#### What you should do:
Below is a listing; give only the number of its lines that contain the word "value".

#### Input data:
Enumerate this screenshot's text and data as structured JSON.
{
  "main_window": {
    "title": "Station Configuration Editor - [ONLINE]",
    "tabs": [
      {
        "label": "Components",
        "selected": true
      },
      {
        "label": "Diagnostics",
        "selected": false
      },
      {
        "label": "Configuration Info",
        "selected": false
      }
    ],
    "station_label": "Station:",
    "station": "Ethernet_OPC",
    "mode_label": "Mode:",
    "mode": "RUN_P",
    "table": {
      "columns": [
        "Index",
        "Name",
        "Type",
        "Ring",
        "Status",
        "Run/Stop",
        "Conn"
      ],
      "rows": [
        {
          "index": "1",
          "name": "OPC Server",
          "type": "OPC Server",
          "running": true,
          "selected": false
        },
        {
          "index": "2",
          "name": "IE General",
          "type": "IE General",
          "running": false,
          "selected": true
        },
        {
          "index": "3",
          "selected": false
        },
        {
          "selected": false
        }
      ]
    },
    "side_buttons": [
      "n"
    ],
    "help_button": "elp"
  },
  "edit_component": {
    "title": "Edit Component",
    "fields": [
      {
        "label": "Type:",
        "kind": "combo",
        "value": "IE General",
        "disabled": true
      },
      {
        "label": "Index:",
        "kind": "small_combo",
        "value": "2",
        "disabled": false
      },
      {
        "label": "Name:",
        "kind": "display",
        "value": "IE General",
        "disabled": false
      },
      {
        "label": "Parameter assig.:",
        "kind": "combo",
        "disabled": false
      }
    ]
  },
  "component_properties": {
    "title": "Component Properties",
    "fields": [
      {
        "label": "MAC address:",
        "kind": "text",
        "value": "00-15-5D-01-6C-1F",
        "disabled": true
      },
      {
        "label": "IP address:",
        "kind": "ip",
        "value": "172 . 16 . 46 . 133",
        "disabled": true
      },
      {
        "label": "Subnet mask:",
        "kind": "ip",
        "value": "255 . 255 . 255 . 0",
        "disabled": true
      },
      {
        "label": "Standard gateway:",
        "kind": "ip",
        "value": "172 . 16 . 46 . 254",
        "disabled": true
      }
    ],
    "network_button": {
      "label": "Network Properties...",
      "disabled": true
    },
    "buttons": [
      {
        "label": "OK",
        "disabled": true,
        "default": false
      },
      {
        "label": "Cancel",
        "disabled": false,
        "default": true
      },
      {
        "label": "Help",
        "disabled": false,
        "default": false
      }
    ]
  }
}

#### Your solution:
7